= Task brief =
Skip the pictures and return every entry exactly as written.
Segment Start: Given records
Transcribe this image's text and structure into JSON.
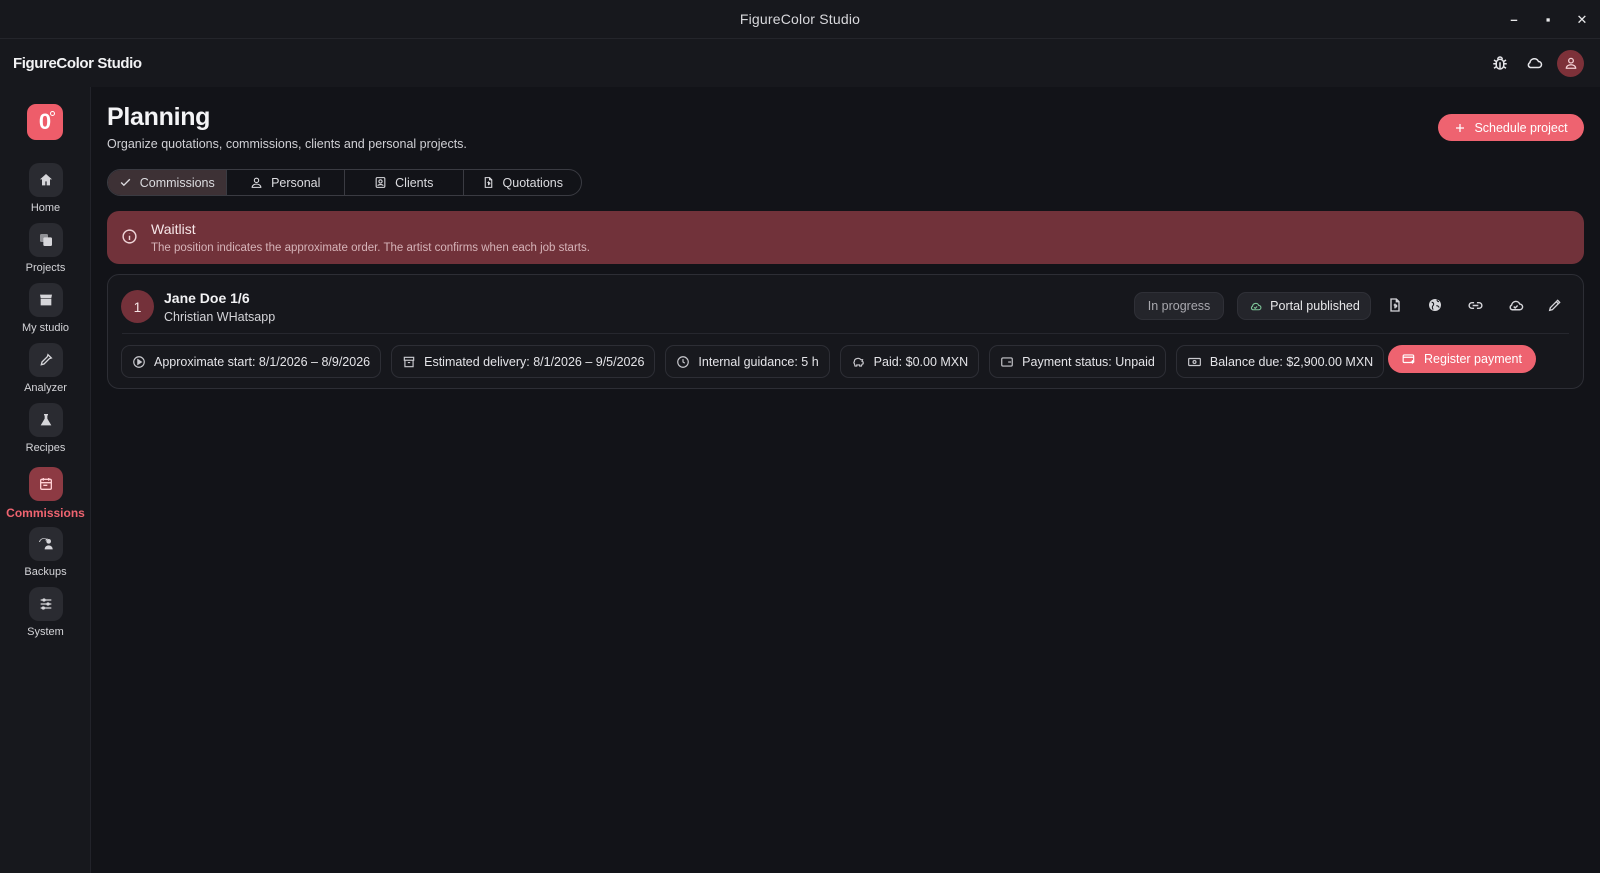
{
  "window": {
    "title": "FigureColor Studio",
    "minimize": "–",
    "maximize": "▪",
    "close": "✕"
  },
  "header": {
    "app_name": "FigureColor Studio",
    "icons": [
      "bug-icon",
      "cloud-icon",
      "user-icon"
    ]
  },
  "logo": {
    "text": "0"
  },
  "sidebar": {
    "items": [
      {
        "label": "Home",
        "icon": "home-icon"
      },
      {
        "label": "Projects",
        "icon": "projects-icon"
      },
      {
        "label": "My studio",
        "icon": "store-icon"
      },
      {
        "label": "Analyzer",
        "icon": "eyedropper-icon"
      },
      {
        "label": "Recipes",
        "icon": "flask-icon"
      },
      {
        "label": "Commissions",
        "icon": "calendar-icon",
        "active": true
      },
      {
        "label": "Backups",
        "icon": "backup-icon"
      },
      {
        "label": "System",
        "icon": "sliders-icon"
      }
    ]
  },
  "page": {
    "title": "Planning",
    "subtitle": "Organize quotations, commissions, clients and personal projects.",
    "schedule_button": "Schedule project"
  },
  "tabs": [
    {
      "label": "Commissions",
      "icon": "check-icon",
      "active": true
    },
    {
      "label": "Personal",
      "icon": "person-icon"
    },
    {
      "label": "Clients",
      "icon": "contacts-icon"
    },
    {
      "label": "Quotations",
      "icon": "document-icon"
    }
  ],
  "banner": {
    "title": "Waitlist",
    "text": "The position indicates the approximate order. The artist confirms when each job starts."
  },
  "commission": {
    "position": "1",
    "client_name": "Jane Doe 1/6",
    "contact": "Christian WHatsapp",
    "status": "In progress",
    "portal": "Portal published",
    "actions": [
      "invoice-icon",
      "globe-icon",
      "link-icon",
      "cloud-sync-icon",
      "edit-icon"
    ],
    "meta": {
      "start": "Approximate start: 8/1/2026 – 8/9/2026",
      "delivery": "Estimated delivery: 8/1/2026 – 9/5/2026",
      "guidance": "Internal guidance: 5 h",
      "paid": "Paid: $0.00 MXN",
      "payment_status": "Payment status: Unpaid",
      "balance": "Balance due: $2,900.00 MXN"
    },
    "register_button": "Register payment"
  },
  "colors": {
    "accent": "#ee6370",
    "banner": "#71323a",
    "background": "#121318",
    "panel": "#17181d"
  }
}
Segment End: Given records
= Response to this exercise =
Transcribe this image's text and structure into JSON.
{
  "window": {
    "title": "FigureColor Studio",
    "minimize": "–",
    "maximize": "▪",
    "close": "✕"
  },
  "header": {
    "app_name": "FigureColor Studio",
    "icons": [
      "bug-icon",
      "cloud-icon",
      "user-icon"
    ]
  },
  "logo": {
    "text": "0"
  },
  "sidebar": {
    "items": [
      {
        "label": "Home",
        "icon": "home-icon"
      },
      {
        "label": "Projects",
        "icon": "projects-icon"
      },
      {
        "label": "My studio",
        "icon": "store-icon"
      },
      {
        "label": "Analyzer",
        "icon": "eyedropper-icon"
      },
      {
        "label": "Recipes",
        "icon": "flask-icon"
      },
      {
        "label": "Commissions",
        "icon": "calendar-icon",
        "active": true
      },
      {
        "label": "Backups",
        "icon": "backup-icon"
      },
      {
        "label": "System",
        "icon": "sliders-icon"
      }
    ]
  },
  "page": {
    "title": "Planning",
    "subtitle": "Organize quotations, commissions, clients and personal projects.",
    "schedule_button": "Schedule project"
  },
  "tabs": [
    {
      "label": "Commissions",
      "icon": "check-icon",
      "active": true
    },
    {
      "label": "Personal",
      "icon": "person-icon"
    },
    {
      "label": "Clients",
      "icon": "contacts-icon"
    },
    {
      "label": "Quotations",
      "icon": "document-icon"
    }
  ],
  "banner": {
    "title": "Waitlist",
    "text": "The position indicates the approximate order. The artist confirms when each job starts."
  },
  "commission": {
    "position": "1",
    "client_name": "Jane Doe 1/6",
    "contact": "Christian WHatsapp",
    "status": "In progress",
    "portal": "Portal published",
    "actions": [
      "invoice-icon",
      "globe-icon",
      "link-icon",
      "cloud-sync-icon",
      "edit-icon"
    ],
    "meta": {
      "start": "Approximate start: 8/1/2026 – 8/9/2026",
      "delivery": "Estimated delivery: 8/1/2026 – 9/5/2026",
      "guidance": "Internal guidance: 5 h",
      "paid": "Paid: $0.00 MXN",
      "payment_status": "Payment status: Unpaid",
      "balance": "Balance due: $2,900.00 MXN"
    },
    "register_button": "Register payment"
  },
  "colors": {
    "accent": "#ee6370",
    "banner": "#71323a",
    "background": "#121318",
    "panel": "#17181d"
  }
}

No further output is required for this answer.